-- INPUT MATERIAL --
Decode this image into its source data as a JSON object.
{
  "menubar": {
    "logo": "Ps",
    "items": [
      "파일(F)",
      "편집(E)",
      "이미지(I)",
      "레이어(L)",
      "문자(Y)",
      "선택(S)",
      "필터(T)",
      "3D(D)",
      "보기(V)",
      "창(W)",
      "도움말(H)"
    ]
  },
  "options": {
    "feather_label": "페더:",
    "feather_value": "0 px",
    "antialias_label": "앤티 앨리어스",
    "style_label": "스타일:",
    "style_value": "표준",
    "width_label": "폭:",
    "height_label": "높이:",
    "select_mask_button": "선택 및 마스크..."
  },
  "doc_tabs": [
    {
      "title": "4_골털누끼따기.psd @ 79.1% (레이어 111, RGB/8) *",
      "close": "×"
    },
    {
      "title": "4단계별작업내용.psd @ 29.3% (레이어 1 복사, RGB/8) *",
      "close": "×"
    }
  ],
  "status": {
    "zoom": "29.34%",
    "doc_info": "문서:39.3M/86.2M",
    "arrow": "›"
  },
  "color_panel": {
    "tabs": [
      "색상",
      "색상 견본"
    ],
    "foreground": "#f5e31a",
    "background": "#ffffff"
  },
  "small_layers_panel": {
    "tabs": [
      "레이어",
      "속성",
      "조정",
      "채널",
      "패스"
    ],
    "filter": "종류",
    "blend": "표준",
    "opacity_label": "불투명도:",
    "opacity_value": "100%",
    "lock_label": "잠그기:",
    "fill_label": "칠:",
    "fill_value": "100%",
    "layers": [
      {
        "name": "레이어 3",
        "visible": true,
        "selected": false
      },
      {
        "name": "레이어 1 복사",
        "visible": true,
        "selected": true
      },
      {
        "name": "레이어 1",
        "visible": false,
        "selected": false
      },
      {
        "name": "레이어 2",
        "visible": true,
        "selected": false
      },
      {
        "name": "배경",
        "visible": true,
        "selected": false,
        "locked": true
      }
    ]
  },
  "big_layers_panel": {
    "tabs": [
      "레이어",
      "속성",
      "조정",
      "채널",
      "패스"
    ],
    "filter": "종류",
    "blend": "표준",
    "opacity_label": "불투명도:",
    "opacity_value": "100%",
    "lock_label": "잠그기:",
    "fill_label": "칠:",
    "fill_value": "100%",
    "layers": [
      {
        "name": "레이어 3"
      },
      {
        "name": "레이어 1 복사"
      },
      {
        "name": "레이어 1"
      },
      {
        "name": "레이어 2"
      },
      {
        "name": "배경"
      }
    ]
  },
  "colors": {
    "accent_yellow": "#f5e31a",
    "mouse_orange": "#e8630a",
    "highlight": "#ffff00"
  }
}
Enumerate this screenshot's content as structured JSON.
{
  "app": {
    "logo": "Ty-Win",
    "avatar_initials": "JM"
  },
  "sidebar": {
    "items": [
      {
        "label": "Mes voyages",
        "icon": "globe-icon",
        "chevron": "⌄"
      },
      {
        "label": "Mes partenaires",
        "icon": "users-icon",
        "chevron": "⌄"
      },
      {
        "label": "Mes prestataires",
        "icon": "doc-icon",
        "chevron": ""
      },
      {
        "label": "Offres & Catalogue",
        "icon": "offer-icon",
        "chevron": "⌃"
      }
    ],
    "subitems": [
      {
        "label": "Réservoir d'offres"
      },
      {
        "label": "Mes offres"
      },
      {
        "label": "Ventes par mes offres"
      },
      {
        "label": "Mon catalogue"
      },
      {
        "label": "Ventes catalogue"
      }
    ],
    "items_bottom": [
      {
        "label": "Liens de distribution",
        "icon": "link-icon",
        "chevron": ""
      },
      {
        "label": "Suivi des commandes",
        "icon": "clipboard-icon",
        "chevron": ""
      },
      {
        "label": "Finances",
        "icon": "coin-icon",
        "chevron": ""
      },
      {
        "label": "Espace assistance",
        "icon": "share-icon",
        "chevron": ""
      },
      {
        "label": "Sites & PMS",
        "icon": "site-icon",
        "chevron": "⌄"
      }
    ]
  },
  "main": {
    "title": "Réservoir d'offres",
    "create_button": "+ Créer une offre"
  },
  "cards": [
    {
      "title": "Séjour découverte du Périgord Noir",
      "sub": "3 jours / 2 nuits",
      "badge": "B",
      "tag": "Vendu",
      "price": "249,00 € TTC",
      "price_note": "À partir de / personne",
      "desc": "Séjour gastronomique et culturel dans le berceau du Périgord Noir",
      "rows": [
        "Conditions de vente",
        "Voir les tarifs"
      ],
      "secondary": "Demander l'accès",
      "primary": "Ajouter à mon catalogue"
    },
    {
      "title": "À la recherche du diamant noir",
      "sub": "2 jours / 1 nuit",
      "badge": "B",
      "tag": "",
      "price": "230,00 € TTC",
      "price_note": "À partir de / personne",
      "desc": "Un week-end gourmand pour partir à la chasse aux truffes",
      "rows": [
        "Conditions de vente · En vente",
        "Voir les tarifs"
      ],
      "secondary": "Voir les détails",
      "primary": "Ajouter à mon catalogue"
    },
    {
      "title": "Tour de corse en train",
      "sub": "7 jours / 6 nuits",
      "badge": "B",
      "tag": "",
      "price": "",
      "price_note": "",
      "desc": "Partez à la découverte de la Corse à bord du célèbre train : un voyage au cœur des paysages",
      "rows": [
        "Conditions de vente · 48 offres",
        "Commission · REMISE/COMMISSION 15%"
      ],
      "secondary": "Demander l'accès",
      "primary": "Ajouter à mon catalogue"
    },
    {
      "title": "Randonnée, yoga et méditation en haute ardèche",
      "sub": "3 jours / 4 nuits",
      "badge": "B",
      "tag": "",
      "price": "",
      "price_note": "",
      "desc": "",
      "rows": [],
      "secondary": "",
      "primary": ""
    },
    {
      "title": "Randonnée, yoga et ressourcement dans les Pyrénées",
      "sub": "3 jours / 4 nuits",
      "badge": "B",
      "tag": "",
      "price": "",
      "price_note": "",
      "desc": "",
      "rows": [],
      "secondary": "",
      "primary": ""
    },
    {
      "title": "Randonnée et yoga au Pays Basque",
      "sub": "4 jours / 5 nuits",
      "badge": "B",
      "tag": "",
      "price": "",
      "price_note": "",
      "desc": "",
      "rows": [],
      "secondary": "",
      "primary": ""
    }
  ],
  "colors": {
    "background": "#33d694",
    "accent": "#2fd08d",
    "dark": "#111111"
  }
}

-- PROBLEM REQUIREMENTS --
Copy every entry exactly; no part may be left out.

-- RESPONSE TO THE TASK --
Decode this image into its source data as a JSON object.
{
  "menubar": {
    "logo": "Ps",
    "items": [
      "파일(F)",
      "편집(E)",
      "이미지(I)",
      "레이어(L)",
      "문자(Y)",
      "선택(S)",
      "필터(T)",
      "3D(D)",
      "보기(V)",
      "창(W)",
      "도움말(H)"
    ]
  },
  "options": {
    "feather_label": "페더:",
    "feather_value": "0 px",
    "antialias_label": "앤티 앨리어스",
    "style_label": "스타일:",
    "style_value": "표준",
    "width_label": "폭:",
    "height_label": "높이:",
    "select_mask_button": "선택 및 마스크..."
  },
  "doc_tabs": [
    {
      "title": "4_골털누끼따기.psd @ 79.1% (레이어 111, RGB/8) *",
      "close": "×"
    },
    {
      "title": "4단계별작업내용.psd @ 29.3% (레이어 1 복사, RGB/8) *",
      "close": "×"
    }
  ],
  "status": {
    "zoom": "29.34%",
    "doc_info": "문서:39.3M/86.2M",
    "arrow": "›"
  },
  "color_panel": {
    "tabs": [
      "색상",
      "색상 견본"
    ],
    "foreground": "#f5e31a",
    "background": "#ffffff"
  },
  "small_layers_panel": {
    "tabs": [
      "레이어",
      "속성",
      "조정",
      "채널",
      "패스"
    ],
    "filter": "종류",
    "blend": "표준",
    "opacity_label": "불투명도:",
    "opacity_value": "100%",
    "lock_label": "잠그기:",
    "fill_label": "칠:",
    "fill_value": "100%",
    "layers": [
      {
        "name": "레이어 3",
        "visible": true,
        "selected": false
      },
      {
        "name": "레이어 1 복사",
        "visible": true,
        "selected": true
      },
      {
        "name": "레이어 1",
        "visible": false,
        "selected": false
      },
      {
        "name": "레이어 2",
        "visible": true,
        "selected": false
      },
      {
        "name": "배경",
        "visible": true,
        "selected": false,
        "locked": true
      }
    ]
  },
  "big_layers_panel": {
    "tabs": [
      "레이어",
      "속성",
      "조정",
      "채널",
      "패스"
    ],
    "filter": "종류",
    "blend": "표준",
    "opacity_label": "불투명도:",
    "opacity_value": "100%",
    "lock_label": "잠그기:",
    "fill_label": "칠:",
    "fill_value": "100%",
    "layers": [
      {
        "name": "레이어 3"
      },
      {
        "name": "레이어 1 복사"
      },
      {
        "name": "레이어 1"
      },
      {
        "name": "레이어 2"
      },
      {
        "name": "배경"
      }
    ]
  },
  "colors": {
    "accent_yellow": "#f5e31a",
    "mouse_orange": "#e8630a",
    "highlight": "#ffff00"
  }
}
Enumerate this screenshot's content as structured JSON.
{
  "app": {
    "logo": "Ty-Win",
    "avatar_initials": "JM"
  },
  "sidebar": {
    "items": [
      {
        "label": "Mes voyages",
        "icon": "globe-icon",
        "chevron": "⌄"
      },
      {
        "label": "Mes partenaires",
        "icon": "users-icon",
        "chevron": "⌄"
      },
      {
        "label": "Mes prestataires",
        "icon": "doc-icon",
        "chevron": ""
      },
      {
        "label": "Offres & Catalogue",
        "icon": "offer-icon",
        "chevron": "⌃"
      }
    ],
    "subitems": [
      {
        "label": "Réservoir d'offres"
      },
      {
        "label": "Mes offres"
      },
      {
        "label": "Ventes par mes offres"
      },
      {
        "label": "Mon catalogue"
      },
      {
        "label": "Ventes catalogue"
      }
    ],
    "items_bottom": [
      {
        "label": "Liens de distribution",
        "icon": "link-icon",
        "chevron": ""
      },
      {
        "label": "Suivi des commandes",
        "icon": "clipboard-icon",
        "chevron": ""
      },
      {
        "label": "Finances",
        "icon": "coin-icon",
        "chevron": ""
      },
      {
        "label": "Espace assistance",
        "icon": "share-icon",
        "chevron": ""
      },
      {
        "label": "Sites & PMS",
        "icon": "site-icon",
        "chevron": "⌄"
      }
    ]
  },
  "main": {
    "title": "Réservoir d'offres",
    "create_button": "+ Créer une offre"
  },
  "cards": [
    {
      "title": "Séjour découverte du Périgord Noir",
      "sub": "3 jours / 2 nuits",
      "badge": "B",
      "tag": "Vendu",
      "price": "249,00 € TTC",
      "price_note": "À partir de / personne",
      "desc": "Séjour gastronomique et culturel dans le berceau du Périgord Noir",
      "rows": [
        "Conditions de vente",
        "Voir les tarifs"
      ],
      "secondary": "Demander l'accès",
      "primary": "Ajouter à mon catalogue"
    },
    {
      "title": "À la recherche du diamant noir",
      "sub": "2 jours / 1 nuit",
      "badge": "B",
      "tag": "",
      "price": "230,00 € TTC",
      "price_note": "À partir de / personne",
      "desc": "Un week-end gourmand pour partir à la chasse aux truffes",
      "rows": [
        "Conditions de vente · En vente",
        "Voir les tarifs"
      ],
      "secondary": "Voir les détails",
      "primary": "Ajouter à mon catalogue"
    },
    {
      "title": "Tour de corse en train",
      "sub": "7 jours / 6 nuits",
      "badge": "B",
      "tag": "",
      "price": "",
      "price_note": "",
      "desc": "Partez à la découverte de la Corse à bord du célèbre train : un voyage au cœur des paysages",
      "rows": [
        "Conditions de vente · 48 offres",
        "Commission · REMISE/COMMISSION 15%"
      ],
      "secondary": "Demander l'accès",
      "primary": "Ajouter à mon catalogue"
    },
    {
      "title": "Randonnée, yoga et méditation en haute ardèche",
      "sub": "3 jours / 4 nuits",
      "badge": "B",
      "tag": "",
      "price": "",
      "price_note": "",
      "desc": "",
      "rows": [],
      "secondary": "",
      "primary": ""
    },
    {
      "title": "Randonnée, yoga et ressourcement dans les Pyrénées",
      "sub": "3 jours / 4 nuits",
      "badge": "B",
      "tag": "",
      "price": "",
      "price_note": "",
      "desc": "",
      "rows": [],
      "secondary": "",
      "primary": ""
    },
    {
      "title": "Randonnée et yoga au Pays Basque",
      "sub": "4 jours / 5 nuits",
      "badge": "B",
      "tag": "",
      "price": "",
      "price_note": "",
      "desc": "",
      "rows": [],
      "secondary": "",
      "primary": ""
    }
  ],
  "colors": {
    "background": "#33d694",
    "accent": "#2fd08d",
    "dark": "#111111"
  }
}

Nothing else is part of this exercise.